Philistines promised to be the Israelites’ slaves if an Israelite could beat their fiercest warrior,
the giant Goliath (guh-LIE-uhth).
As it is told in the Hebrew Bible, David was not yet a grown man, but he was outraged at
Goliath’s mockery of God. Bravely, he stepped forward. His only weapon was a slingshot. With
one mighty throw, he felled Goliath with a stone.
David’s courage and faith were rewarded when he became king of the Israelites after the first
king, Saul, fell in battle. According to the Hebrew Bible, God said, “The Israelite kingdom will
remain with him and with his children and his children’s children forever.”
As king, David completed the defeat of the Philistines as well as other enemies. He united the

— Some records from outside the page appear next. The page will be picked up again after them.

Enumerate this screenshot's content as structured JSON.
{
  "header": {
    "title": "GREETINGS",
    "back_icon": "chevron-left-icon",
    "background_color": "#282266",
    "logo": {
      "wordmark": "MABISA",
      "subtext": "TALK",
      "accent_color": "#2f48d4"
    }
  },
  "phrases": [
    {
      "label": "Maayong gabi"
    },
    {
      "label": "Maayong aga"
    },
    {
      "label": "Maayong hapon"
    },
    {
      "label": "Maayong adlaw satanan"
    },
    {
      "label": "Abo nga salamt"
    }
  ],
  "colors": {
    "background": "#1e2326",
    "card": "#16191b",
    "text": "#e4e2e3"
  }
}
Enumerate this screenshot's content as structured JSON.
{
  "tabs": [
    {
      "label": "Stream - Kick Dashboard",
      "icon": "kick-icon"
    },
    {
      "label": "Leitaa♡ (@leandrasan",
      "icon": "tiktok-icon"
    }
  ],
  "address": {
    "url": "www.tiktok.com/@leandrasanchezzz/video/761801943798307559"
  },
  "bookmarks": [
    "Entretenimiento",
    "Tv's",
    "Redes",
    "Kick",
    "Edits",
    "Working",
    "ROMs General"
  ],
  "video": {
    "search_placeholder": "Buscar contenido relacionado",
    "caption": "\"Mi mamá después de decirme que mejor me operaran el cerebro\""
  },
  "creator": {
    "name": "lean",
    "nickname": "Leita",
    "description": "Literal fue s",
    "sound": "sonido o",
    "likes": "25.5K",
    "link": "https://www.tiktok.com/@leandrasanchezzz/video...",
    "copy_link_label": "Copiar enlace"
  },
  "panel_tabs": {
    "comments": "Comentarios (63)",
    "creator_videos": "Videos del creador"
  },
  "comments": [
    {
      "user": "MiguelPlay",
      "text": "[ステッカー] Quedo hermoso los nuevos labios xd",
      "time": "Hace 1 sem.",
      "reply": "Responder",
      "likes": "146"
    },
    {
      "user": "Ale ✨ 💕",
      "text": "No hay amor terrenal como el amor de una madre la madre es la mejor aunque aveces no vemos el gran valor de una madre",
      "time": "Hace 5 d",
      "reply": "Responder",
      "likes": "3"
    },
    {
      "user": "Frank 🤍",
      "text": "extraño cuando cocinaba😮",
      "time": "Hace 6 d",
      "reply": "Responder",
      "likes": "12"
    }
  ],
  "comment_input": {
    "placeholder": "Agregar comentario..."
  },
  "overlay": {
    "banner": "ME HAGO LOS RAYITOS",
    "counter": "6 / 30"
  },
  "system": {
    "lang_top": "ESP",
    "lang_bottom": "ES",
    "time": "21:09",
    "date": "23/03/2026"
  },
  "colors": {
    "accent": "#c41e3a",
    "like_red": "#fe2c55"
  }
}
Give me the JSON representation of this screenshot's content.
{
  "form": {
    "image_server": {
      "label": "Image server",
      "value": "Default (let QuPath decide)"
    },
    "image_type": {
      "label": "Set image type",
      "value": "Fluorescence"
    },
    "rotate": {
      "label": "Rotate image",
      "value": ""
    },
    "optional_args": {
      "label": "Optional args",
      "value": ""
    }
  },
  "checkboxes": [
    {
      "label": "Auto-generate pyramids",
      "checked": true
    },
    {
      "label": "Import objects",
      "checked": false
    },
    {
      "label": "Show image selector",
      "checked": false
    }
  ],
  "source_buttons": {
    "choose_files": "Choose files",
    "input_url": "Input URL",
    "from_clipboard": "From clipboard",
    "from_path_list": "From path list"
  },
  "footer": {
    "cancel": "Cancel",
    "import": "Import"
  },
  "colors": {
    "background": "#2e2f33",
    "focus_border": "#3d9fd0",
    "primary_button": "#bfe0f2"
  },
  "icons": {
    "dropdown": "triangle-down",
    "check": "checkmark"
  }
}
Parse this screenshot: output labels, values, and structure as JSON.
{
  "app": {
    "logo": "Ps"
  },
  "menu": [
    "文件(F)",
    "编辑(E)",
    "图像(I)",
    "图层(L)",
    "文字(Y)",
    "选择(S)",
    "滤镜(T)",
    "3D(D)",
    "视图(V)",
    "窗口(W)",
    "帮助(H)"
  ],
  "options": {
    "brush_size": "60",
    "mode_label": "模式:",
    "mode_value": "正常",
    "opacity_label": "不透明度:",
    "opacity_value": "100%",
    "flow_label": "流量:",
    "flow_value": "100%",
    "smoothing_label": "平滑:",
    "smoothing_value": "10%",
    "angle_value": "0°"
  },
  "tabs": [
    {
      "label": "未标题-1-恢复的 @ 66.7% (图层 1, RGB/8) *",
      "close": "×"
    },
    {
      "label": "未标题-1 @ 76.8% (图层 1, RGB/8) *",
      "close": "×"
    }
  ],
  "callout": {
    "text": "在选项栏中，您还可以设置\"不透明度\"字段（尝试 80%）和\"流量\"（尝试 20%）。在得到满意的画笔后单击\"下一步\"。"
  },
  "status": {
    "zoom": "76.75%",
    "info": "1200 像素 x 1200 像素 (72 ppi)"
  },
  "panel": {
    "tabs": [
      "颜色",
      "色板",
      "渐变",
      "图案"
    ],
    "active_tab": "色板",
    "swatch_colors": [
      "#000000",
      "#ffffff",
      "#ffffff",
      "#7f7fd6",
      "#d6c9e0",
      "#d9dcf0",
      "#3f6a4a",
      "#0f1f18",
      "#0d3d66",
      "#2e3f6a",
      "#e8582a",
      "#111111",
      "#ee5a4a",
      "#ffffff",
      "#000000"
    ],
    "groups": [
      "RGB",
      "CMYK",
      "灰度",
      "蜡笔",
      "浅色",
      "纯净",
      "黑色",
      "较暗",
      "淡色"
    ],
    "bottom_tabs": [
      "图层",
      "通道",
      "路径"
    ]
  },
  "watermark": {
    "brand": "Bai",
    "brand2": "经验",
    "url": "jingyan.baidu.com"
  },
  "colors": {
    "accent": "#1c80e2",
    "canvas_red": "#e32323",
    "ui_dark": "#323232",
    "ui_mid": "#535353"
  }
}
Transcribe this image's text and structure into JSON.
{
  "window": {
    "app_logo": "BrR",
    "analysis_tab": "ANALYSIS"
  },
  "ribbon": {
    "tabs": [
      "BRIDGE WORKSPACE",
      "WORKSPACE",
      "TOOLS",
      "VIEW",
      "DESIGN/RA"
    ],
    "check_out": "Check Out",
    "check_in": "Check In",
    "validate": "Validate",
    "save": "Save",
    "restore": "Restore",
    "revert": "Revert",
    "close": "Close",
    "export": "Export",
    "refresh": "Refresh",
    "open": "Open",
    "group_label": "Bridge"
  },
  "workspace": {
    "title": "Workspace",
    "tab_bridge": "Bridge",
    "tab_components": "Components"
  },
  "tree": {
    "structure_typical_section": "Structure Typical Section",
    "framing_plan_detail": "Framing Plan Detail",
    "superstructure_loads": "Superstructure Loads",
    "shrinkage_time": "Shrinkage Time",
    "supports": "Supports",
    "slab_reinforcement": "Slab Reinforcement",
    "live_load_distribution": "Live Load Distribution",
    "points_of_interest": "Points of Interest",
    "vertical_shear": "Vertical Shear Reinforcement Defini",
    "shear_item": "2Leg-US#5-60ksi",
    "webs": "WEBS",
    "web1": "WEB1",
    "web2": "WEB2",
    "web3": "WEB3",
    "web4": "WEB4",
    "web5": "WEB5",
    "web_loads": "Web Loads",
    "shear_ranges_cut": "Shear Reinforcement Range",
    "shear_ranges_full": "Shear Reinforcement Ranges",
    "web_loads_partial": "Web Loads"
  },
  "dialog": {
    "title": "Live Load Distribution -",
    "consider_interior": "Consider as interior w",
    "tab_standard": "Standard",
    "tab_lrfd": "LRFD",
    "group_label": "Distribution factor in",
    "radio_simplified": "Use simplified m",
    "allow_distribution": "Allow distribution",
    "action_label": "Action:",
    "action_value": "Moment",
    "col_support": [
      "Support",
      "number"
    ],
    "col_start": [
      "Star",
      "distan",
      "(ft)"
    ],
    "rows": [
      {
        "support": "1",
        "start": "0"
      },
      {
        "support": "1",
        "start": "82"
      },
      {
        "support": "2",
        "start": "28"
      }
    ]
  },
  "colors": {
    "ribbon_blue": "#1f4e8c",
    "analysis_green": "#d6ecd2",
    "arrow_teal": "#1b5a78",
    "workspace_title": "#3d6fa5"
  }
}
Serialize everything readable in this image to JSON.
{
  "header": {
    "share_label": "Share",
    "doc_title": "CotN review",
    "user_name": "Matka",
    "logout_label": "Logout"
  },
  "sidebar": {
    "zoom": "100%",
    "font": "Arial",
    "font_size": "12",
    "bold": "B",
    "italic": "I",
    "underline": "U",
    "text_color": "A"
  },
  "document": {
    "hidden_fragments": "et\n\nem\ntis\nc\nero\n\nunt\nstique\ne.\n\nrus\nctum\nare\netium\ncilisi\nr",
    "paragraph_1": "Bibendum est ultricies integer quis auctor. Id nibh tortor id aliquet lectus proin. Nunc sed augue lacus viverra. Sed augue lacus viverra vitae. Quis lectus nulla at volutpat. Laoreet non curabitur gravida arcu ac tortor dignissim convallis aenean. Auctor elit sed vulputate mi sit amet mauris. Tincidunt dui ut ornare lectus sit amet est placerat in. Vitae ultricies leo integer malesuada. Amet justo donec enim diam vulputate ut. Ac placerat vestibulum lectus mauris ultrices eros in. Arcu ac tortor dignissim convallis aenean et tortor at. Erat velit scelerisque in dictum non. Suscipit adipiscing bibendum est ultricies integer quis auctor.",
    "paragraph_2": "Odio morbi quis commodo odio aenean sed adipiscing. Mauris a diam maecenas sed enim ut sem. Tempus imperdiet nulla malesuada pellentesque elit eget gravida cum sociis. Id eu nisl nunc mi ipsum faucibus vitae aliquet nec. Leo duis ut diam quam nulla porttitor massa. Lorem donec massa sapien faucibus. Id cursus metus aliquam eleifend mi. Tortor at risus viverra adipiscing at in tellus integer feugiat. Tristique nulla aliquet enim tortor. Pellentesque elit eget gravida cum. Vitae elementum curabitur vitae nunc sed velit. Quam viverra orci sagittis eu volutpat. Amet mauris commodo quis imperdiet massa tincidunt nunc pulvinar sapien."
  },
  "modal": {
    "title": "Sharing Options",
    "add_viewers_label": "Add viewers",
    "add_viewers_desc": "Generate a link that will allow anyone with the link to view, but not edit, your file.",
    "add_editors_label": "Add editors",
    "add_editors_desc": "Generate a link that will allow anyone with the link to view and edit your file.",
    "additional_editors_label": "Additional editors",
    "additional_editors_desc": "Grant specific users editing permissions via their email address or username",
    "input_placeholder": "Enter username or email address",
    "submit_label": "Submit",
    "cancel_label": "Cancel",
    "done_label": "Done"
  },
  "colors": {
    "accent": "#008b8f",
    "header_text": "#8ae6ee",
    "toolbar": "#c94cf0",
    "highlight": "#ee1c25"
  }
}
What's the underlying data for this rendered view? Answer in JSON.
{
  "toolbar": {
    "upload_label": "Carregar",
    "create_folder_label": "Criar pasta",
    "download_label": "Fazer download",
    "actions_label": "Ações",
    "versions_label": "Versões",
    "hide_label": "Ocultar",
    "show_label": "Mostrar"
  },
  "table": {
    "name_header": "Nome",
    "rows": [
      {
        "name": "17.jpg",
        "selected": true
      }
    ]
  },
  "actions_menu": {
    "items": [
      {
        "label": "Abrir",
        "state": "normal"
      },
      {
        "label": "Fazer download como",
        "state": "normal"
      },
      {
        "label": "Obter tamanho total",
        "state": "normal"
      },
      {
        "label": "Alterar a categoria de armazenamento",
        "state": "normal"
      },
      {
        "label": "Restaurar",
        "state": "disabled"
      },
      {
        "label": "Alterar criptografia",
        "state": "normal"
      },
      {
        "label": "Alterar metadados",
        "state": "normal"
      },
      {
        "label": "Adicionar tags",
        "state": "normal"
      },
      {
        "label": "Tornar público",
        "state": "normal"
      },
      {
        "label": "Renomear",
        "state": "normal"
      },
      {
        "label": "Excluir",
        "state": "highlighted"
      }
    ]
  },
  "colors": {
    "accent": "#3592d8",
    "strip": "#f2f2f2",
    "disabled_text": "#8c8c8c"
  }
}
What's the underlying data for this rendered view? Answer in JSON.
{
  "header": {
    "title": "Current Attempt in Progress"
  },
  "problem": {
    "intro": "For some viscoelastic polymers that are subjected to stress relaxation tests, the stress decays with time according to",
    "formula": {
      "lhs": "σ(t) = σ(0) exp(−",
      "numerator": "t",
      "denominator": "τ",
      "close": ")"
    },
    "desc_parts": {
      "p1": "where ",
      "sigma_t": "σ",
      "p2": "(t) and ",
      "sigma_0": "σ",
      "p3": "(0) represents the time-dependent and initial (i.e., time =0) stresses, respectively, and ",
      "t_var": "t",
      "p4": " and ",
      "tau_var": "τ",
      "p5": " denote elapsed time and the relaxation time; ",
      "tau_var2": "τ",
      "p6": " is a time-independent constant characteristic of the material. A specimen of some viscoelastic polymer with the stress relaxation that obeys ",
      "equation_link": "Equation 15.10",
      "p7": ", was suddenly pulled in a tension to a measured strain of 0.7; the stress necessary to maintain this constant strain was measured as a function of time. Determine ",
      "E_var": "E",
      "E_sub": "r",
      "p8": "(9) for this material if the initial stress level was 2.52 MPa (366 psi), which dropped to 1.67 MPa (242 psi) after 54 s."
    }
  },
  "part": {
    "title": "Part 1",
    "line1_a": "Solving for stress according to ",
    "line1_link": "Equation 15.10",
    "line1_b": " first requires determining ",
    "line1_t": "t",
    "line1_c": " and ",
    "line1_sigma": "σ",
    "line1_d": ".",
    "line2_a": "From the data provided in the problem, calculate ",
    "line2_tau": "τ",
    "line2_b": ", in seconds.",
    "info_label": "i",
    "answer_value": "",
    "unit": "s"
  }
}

Israelites into a single nation known as Israel. He created a strong central government. He gave
the new kingdom its own army, courts, and officials. David himself served as the nation’s chief
priest. He was also a poet and a musician. Many of the Psalms in the Writings in the Hebrew
Bible are attributed to David.
David chose Jerusalem as the capital city. Under his rule, this city became the center of Israel’s
political and religious life. David brought the Israelites’ most sacred object, the Ark of the
Covenant, to Jerusalem. The Ark was a wood and gold chest that held the tablets of the Ten
Commandments. As the home of the Ark, Jerusalem became a holy city.
Solomon Builds the Great Temple of Jerusalem After David’s death, his son, Solomon, became
king about 965 B.C.E. Solomon built a magnificent temple in Jerusalem to house the Ark of the
Covenant and to serve as the center of Jewish worship. According to the Hebrew Bible, he told
God, “Thus all the peoples of the earth will know Your name.”
Building the First Temple in Jerusalem was King-Solomon’s major achievement. He also
strengthened the kingdom of Israel by making treaties with neighboring kingdoms. And he
increased foreign trade and developed industries such as copper mining and metal working.
Solomon was also a poet. The Book of Proverbs and Ecclesiastes in the Writings in the Hebrew
Bible are attributed to him.
Kings David and Solomon made major contributions to Judaism. They laid the foundation for
kings to govern the Jews for more than 400 years. David established Jerusalem as a holy city.
Solomon built the great First Temple of Jerusalem. Because of the acts of David and Solomon,
Jerusalem would always be the most holy city to the Jews, as well as a powerful symbol of their
1. Describe one or more important actions taken by Abraham
2. List at least two contributions that the Torah says Abraham made to the development of
Judaism. For read one each why this contribution is important.
1. Describe one or more important actions taken by Moses
2. List at least two contributions that the Torah says Moses made to the development of
Judaism. For each one explain why this contribution is important.
David and Solomon
1. Describe one or more important actions taken by David and Solomon
2. List at least two contributions that the Torah says David and Solomon made to the
development of Judaism. For each one why this contribution is important.